The bum bag (fanny pack or belt bag) is perhaps the least glamorous and most nerdy of all bag genres. It is forever doomed to be associated with bewildered-looking tourists or nylon-clad map-reading hikers – or so you might have thought.
It is a credit to the genius of British fashion’s grande dame, Vivienne Westwood (1941–), that, even at the height of the bum bag’s popularity in the mid-1990s, she was able at a stroke to sweep away all such negative connotations with her limited edition creation for Louis Vuitton.
It is something of a Westwoodian trademark that she can simultaneously cite, celebrate and subvert tradition in her work. With her Louis Vuitton bum bag – correctly worn at the rear – she alludes to the Victorian bustle, while also paying homage to the curves of the female body.
The piece de resistance, of course, was Westwood’s appropriation of Vuitton’s signature monogram canvas with its discreet mix of quatrefoils, flowers, and LV monograms.
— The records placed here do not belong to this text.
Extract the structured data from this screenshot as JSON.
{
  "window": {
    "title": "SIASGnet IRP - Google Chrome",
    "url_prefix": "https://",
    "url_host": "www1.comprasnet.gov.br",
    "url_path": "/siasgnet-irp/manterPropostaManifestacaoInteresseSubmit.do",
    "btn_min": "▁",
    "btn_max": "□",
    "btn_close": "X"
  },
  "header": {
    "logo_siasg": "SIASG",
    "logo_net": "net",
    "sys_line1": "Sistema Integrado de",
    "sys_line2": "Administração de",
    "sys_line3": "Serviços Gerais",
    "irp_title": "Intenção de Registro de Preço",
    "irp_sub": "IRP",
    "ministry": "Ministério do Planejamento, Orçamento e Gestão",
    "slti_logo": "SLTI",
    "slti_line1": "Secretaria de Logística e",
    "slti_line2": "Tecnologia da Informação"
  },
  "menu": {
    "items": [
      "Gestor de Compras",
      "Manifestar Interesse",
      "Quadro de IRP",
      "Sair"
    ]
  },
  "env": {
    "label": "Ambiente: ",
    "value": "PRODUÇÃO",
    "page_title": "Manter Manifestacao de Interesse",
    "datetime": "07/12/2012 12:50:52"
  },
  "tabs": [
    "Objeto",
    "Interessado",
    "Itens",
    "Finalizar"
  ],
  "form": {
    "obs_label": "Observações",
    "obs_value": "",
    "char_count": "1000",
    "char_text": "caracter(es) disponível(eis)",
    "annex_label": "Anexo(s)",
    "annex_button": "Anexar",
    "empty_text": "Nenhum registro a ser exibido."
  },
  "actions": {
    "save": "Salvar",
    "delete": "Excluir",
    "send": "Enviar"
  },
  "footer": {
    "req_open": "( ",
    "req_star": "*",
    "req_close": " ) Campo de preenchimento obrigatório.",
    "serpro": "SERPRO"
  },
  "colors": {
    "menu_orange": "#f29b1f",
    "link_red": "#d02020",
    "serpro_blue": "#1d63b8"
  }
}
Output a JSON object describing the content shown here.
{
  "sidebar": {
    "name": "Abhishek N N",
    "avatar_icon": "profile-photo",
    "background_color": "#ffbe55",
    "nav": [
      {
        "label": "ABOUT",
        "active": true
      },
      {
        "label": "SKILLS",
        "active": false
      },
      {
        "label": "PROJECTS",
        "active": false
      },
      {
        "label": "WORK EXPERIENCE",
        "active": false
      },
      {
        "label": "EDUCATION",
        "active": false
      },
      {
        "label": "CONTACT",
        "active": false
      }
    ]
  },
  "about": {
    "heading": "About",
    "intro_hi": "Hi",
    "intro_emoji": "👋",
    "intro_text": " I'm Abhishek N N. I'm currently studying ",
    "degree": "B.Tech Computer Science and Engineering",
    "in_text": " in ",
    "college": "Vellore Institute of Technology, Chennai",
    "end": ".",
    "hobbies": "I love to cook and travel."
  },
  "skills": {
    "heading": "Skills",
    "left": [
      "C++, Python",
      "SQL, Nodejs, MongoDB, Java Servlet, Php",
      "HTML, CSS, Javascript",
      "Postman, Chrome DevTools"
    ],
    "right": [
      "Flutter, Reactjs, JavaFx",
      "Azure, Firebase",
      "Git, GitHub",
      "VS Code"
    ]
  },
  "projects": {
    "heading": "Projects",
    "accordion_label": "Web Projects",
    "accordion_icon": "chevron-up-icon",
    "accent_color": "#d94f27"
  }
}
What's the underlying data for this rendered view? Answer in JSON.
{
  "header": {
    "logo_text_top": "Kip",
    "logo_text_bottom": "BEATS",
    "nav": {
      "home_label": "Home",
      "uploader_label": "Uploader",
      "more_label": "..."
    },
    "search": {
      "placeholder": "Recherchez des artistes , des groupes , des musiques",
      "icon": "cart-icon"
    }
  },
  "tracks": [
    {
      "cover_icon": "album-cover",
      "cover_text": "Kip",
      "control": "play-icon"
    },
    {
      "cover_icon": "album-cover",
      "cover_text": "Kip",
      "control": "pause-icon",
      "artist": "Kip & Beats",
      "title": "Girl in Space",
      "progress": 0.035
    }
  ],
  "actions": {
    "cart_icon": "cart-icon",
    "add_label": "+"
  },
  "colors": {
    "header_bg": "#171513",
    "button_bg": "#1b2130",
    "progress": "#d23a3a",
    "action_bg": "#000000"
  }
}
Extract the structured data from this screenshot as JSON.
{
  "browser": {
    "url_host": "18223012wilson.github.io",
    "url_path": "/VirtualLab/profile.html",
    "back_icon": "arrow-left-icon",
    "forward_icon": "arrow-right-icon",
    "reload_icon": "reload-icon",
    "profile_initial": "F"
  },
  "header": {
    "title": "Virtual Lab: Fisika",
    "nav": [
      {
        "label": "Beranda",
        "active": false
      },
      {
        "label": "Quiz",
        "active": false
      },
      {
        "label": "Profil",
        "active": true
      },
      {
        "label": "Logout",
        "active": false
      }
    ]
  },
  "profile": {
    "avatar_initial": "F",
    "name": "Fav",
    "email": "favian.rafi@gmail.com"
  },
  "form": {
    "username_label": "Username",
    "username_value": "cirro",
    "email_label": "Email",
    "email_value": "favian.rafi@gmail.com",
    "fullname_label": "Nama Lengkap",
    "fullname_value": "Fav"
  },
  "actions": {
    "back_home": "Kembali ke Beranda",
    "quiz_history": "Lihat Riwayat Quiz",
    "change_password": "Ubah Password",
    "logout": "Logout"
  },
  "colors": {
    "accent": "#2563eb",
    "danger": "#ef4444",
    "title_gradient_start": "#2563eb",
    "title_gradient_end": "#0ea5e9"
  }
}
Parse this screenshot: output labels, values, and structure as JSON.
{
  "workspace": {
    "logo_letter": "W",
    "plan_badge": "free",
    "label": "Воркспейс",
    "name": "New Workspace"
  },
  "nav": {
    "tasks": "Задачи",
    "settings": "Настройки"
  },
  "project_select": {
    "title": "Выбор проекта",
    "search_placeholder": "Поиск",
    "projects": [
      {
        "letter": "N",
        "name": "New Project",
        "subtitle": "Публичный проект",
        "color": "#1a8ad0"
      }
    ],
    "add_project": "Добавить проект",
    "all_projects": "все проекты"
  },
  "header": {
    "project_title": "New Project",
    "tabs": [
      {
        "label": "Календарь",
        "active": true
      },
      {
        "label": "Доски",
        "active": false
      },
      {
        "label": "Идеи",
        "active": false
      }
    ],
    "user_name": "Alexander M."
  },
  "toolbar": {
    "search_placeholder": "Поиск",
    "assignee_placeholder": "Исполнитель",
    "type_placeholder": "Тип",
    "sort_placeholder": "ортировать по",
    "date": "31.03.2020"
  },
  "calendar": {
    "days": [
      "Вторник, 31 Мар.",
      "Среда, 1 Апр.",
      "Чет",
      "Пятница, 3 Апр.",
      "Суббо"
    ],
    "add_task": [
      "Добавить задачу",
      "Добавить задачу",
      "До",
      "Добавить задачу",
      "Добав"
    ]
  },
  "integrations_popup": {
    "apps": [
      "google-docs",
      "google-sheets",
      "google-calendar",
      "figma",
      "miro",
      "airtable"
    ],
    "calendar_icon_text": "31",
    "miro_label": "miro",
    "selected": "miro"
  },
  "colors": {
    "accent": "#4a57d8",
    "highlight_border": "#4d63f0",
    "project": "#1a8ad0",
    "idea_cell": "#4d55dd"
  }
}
It was a textile shorthand for the bourgeois cosmopolitan refinement since the beginning of the century. The design was exactly a hundred years old, and Westwood blew it sky-high.